The good news is that the elevation certificate might contain info that reduces the buyer's stress about flooding. For example, instead of it being a deal-breaker, you might discover that the flood risk doesn't affect your entire property and only impacts a patch of your backyard without getting anywhere near your home's foundation. Maybe that's an inconvenience you can live with as long as the premiums aren't so high. So get your EC and be flood-smart. Better the devil you know than the devil you don't.

Buying in a flood zone? Keep these 4 things top of mind.

Weigh the cost vs. the risk

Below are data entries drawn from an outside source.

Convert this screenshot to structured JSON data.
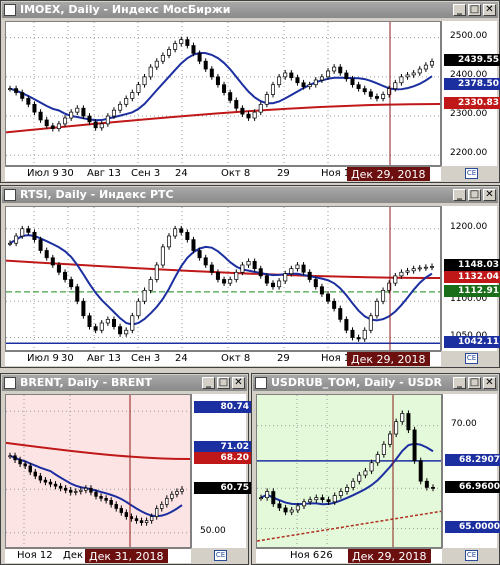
{
  "windows": [
    {
      "id": "imoex",
      "title": "IMOEX, Daily - Индекс МосБиржи",
      "y_ticks": [
        "2500.00",
        "2400.00",
        "2300.00",
        "2200.00"
      ],
      "badges": [
        {
          "text": "2439.55",
          "bg": "#000000",
          "fg": "#ffffff"
        },
        {
          "text": "2378.50",
          "bg": "#1c2fa0",
          "fg": "#ffffff"
        },
        {
          "text": "2330.83",
          "bg": "#c01818",
          "fg": "#ffffff"
        }
      ],
      "x_labels": [
        "Июл 9",
        "30",
        "Авг 13",
        "Сен 3",
        "24",
        "Окт 8",
        "29",
        "Ноя 12"
      ],
      "cursor_date": "Дек 29, 2018",
      "chart_data": {
        "type": "line",
        "ylim": [
          2170,
          2540
        ],
        "close": [
          2370,
          2360,
          2345,
          2330,
          2310,
          2290,
          2275,
          2268,
          2280,
          2295,
          2310,
          2320,
          2300,
          2285,
          2270,
          2280,
          2300,
          2315,
          2330,
          2345,
          2360,
          2380,
          2400,
          2425,
          2440,
          2455,
          2470,
          2485,
          2495,
          2480,
          2460,
          2440,
          2420,
          2400,
          2380,
          2360,
          2340,
          2320,
          2305,
          2295,
          2310,
          2330,
          2355,
          2380,
          2400,
          2410,
          2398,
          2385,
          2375,
          2380,
          2392,
          2400,
          2415,
          2425,
          2410,
          2395,
          2380,
          2370,
          2362,
          2350,
          2345,
          2355,
          2370,
          2385,
          2400,
          2405,
          2410,
          2420,
          2430,
          2439.55
        ],
        "sma_blue": 2378.5,
        "sma_red": 2330.83
      }
    },
    {
      "id": "rtsi",
      "title": "RTSI, Daily - Индекс РТС",
      "y_ticks": [
        "1200.00",
        "1100.00",
        "1050.00"
      ],
      "badges": [
        {
          "text": "1148.03",
          "bg": "#000000",
          "fg": "#ffffff"
        },
        {
          "text": "1132.04",
          "bg": "#c01818",
          "fg": "#ffffff"
        },
        {
          "text": "1112.91",
          "bg": "#1a6e1a",
          "fg": "#ffffff"
        },
        {
          "text": "1042.11",
          "bg": "#1c2fa0",
          "fg": "#ffffff"
        }
      ],
      "x_labels": [
        "Июл 9",
        "30",
        "Авг 13",
        "Сен 3",
        "24",
        "Окт 8",
        "29",
        "Ноя 12"
      ],
      "cursor_date": "Дек 29, 2018",
      "chart_data": {
        "type": "line",
        "ylim": [
          1030,
          1230
        ],
        "close": [
          1180,
          1190,
          1200,
          1195,
          1185,
          1170,
          1160,
          1150,
          1140,
          1130,
          1120,
          1100,
          1080,
          1065,
          1060,
          1070,
          1075,
          1065,
          1055,
          1060,
          1080,
          1100,
          1115,
          1130,
          1150,
          1175,
          1190,
          1200,
          1195,
          1185,
          1170,
          1160,
          1150,
          1140,
          1130,
          1125,
          1130,
          1140,
          1150,
          1155,
          1145,
          1135,
          1125,
          1120,
          1128,
          1138,
          1145,
          1150,
          1140,
          1130,
          1120,
          1110,
          1100,
          1090,
          1075,
          1060,
          1050,
          1048,
          1060,
          1080,
          1100,
          1115,
          1125,
          1135,
          1140,
          1142,
          1145,
          1146,
          1147,
          1148.03
        ],
        "sma_red": 1132.04,
        "level_green": 1112.91,
        "level_blue": 1042.11
      }
    },
    {
      "id": "brent",
      "title": "BRENT, Daily - BRENT",
      "y_ticks": [
        "80.00",
        "60.75",
        "50.00"
      ],
      "badges": [
        {
          "text": "80.74",
          "bg": "#1c2fa0",
          "fg": "#ffffff"
        },
        {
          "text": "71.02",
          "bg": "#1c2fa0",
          "fg": "#ffffff"
        },
        {
          "text": "68.20",
          "bg": "#c01818",
          "fg": "#ffffff"
        },
        {
          "text": "60.75",
          "bg": "#000000",
          "fg": "#ffffff"
        }
      ],
      "x_labels": [
        "Ноя 12",
        "Дек"
      ],
      "cursor_date": "Дек 31, 2018",
      "chart_data": {
        "type": "line",
        "ylim": [
          46,
          84
        ],
        "close": [
          69,
          68,
          67,
          66.5,
          65,
          64,
          63,
          62.5,
          62,
          61.5,
          61,
          60.5,
          60,
          60.2,
          60.5,
          61,
          60,
          59,
          58.5,
          58,
          57,
          56,
          55,
          54,
          53.5,
          53,
          52.5,
          53,
          54,
          56,
          57,
          58.5,
          59.5,
          60.2,
          60.75
        ],
        "sma_blue": 71.02,
        "sma_red": 68.2
      }
    },
    {
      "id": "usdrub",
      "title": "USDRUB_TOM, Daily - USDR",
      "y_ticks": [
        "70.00",
        "68.2907",
        "66.9600",
        "65.0000"
      ],
      "badges": [
        {
          "text": "68.2907",
          "bg": "#1c2fa0",
          "fg": "#ffffff"
        },
        {
          "text": "66.9600",
          "bg": "#000000",
          "fg": "#ffffff"
        },
        {
          "text": "65.0000",
          "bg": "#1c2fa0",
          "fg": "#ffffff"
        }
      ],
      "x_labels": [
        "Ноя 6",
        "26"
      ],
      "cursor_date": "Дек 29, 2018",
      "chart_data": {
        "type": "line",
        "ylim": [
          64.0,
          71.5
        ],
        "close": [
          66.5,
          66.8,
          66.2,
          66.0,
          65.8,
          65.9,
          66.1,
          66.3,
          66.4,
          66.5,
          66.4,
          66.3,
          66.6,
          66.8,
          67.0,
          67.3,
          67.6,
          67.8,
          68.2,
          68.6,
          69.1,
          69.6,
          70.2,
          70.6,
          69.8,
          68.3,
          67.3,
          67.0,
          66.96
        ],
        "sma_blue": 66.96,
        "level_blue": 68.2907
      }
    }
  ],
  "ui": {
    "btn_min": "_",
    "btn_max": "□",
    "btn_close": "✕",
    "corner": "CE"
  }
}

Since homeowners insurance doesn't cover damage due to flooding, a separate flood insurance policy is recommended. According to FEMA, homeowners in low or moderate risk areas account for about 25% of all flood insurance claims. The organization recommends that homeowners get insured even if the risk is minimal and insurance is not required, based on the idea that a small monthly payment could save thousands of dollars in future repair costs. 

Getting covered is a personal decision that you and your bank account need to debate. Just note that according to a recent article in Bankrate, the average cost of flood insurance in the United States is $700 per year. But the higher your risk, the higher your premium. 

And while mortgage lenders require that you insure the building only, you might want to also think about insuring your belongings. Doing so will increase the policy costs, of course, so before buying a home in a flood zone, get flood insurance quotes and make sure it's an expense your budget can afford. 


Talk to us

Buying a house or condo in a flood zone can be challenging — but then again, buying a home is a big undertaking no matter what flood zone it's in. Before getting too far down the road, do as much research as possible to fully understand just how severe flooding could be and assess your appetite for the risk. Doing so before you find the home of your dreams — and get all emotionally attached — is the best bet. 

To get more insights on what to do if the home you are interested in is flood-prone and what to do about it, why not reach out to one of our local loan officers to discuss. 

black and white photo of Mitch Mitchell
Author: Mitch Mitchell

Mitch Mitchell is a freelance contributor to Movement's marketing department. He also writes about tech, online security, the digital education community, travel, and living with dogs. He’d like to live somewhere warm.